Regardless of how you feel, do yourself a favor: Don’t buy one.
No one has shut up about this album since it came out in October 2014. Taylor Swift’s “1989” sold over a million copies in the first week alone and continues to sell well even today, largely due to the fact that it was previously nowhere to be found on streaming services. That is until Apple Music launched and Swift suddenly had a change of heart.
Still, since everyone I know buzzed about this album and the media certainly buzzed about it given the Spotify melodrama, I had to give it a listen. I didn’t want to buy it because I truly didn’t care that much, but I cared enough to listen if I was already paying for a streaming subscription. Now that I’m officially an Apple Music member, I got to stream “1989” in its entirety while I was cooking my lunch.
Open your iOS 8.4 Music app and start listening. Beats 1 radio went live today at 9 a.m. Pacific time or 12 p.m. Eastern time, one hour after the launch of Apple Music itself. But is it any good? I’m your fellow music lover here to answer that question in as much depth as possible based on some first impressions.
First, a little background: Apple’s own radio station billed as “programs from people who love music” will stay live 24/7, broadcasting in over 100 countries. The station promises interviews with A-list celebrities and even radio shows hosted by the celebrities themselves every so often. They’ll create their own playlists and mixes and broadcast some of their favorite tunes. Jaden Smith will have his own show, so prepare to have an existential crisis.
Apple Watch is the most confounding device to come out of Cupertino since Steve Jobs unveiled the iPhone. Is is it a watch? Is it a tiny computer on your wrist? It’s both — and it’s so much more.
After four days playing with the Apple Watch, we’ve found it to be far more futuristic — and far more fun — than we could have imagined. (It’s even more impressive if you’ve tried any of the other smartwatches on the market.)
Apple Watch isn’t without its disappointments, though. If you’re still unsure whether to shackle yourself to Jony Ive’s fabulous timepiece, here’s our take on what works — and what doesn’t.
Almost from the start, iPad users have begged and pleaded with Apple to add a missing feature: split-screen multitasking.

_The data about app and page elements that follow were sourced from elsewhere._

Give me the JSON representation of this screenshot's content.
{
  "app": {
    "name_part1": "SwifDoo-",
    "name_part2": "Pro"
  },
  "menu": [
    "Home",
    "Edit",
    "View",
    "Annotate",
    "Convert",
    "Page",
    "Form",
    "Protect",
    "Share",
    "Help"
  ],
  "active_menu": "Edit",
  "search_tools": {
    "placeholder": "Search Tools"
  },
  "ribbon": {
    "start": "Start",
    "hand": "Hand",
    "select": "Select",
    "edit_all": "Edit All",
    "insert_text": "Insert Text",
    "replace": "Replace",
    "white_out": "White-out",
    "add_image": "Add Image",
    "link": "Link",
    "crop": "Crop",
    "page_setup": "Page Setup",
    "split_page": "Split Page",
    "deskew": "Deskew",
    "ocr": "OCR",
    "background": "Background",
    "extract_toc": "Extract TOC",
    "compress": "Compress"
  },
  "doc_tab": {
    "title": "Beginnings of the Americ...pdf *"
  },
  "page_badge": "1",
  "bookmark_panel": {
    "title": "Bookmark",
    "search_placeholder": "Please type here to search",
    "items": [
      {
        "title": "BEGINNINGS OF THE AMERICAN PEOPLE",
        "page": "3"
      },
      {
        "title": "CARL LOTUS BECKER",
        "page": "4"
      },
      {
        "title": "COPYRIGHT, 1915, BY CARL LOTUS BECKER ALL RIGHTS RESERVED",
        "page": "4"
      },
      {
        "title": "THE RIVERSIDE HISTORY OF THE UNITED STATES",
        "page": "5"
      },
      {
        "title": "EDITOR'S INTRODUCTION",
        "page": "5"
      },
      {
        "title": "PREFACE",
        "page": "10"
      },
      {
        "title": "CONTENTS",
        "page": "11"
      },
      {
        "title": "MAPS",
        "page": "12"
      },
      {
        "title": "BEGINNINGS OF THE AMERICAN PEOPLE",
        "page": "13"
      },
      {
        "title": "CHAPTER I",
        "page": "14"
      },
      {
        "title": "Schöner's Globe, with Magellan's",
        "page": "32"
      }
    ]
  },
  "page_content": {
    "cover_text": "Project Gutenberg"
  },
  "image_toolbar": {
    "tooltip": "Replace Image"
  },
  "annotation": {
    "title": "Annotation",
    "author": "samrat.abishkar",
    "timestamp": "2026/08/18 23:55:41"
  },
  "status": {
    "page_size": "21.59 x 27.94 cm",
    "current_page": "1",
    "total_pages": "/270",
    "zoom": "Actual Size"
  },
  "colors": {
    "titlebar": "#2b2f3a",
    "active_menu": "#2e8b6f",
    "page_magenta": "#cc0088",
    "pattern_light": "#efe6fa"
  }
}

Split-screen multitasking is the ability to run two or more apps simultaneously, side by side, just like you can on a desktop computer. But iOS, of course, is the antithesis of traditional multitasking. You can have only one app on the screen at a time.
That may be about to change. Apple is rumored to be adding multitasking to the iPad in iOS 8, which is expected to be shown to developers at next month’s Worldwide Developer’s Conference.
With split screen multitasking, you could write a paper in Pages on the left while researching in Safari on the right. You may even be able to drag and drop items between the two apps, like photos or chunks of text.
For some, this would be nirvana. Better multitasking would turbocharge the iPad, especially for work, right?.
Microsoft loves to crow about the Surface 2 tablet’s ability to multitask, which in Redmond’s eyes makes the tablet appear more suited for work than watching cat videos. Some iPad users have been lobbying for it for years. The feature has been the subject of plenty UI mockups, design videos, and jailbreak tweaks.
One December years ago, in London’s Piccadilly Circus, a Santa Claus sat in a pavement cafe eating lunch with an elf. Santa had a pint of beer in from of him. I raised my old film SLR, which was prefocused and had the exposure already dialed in, and took a couple of shots.
I hoped they’d turn out well.
“Who are those pictures for?” said a guy, shouting as he jogged toward me. He’d come from somewhere nearby because it was too cold for just a shirt on a December afternoon in London, and he wasn’t wearing a jacket. I ignored him — there are a lot of nutters in Piccadilly any time of the year.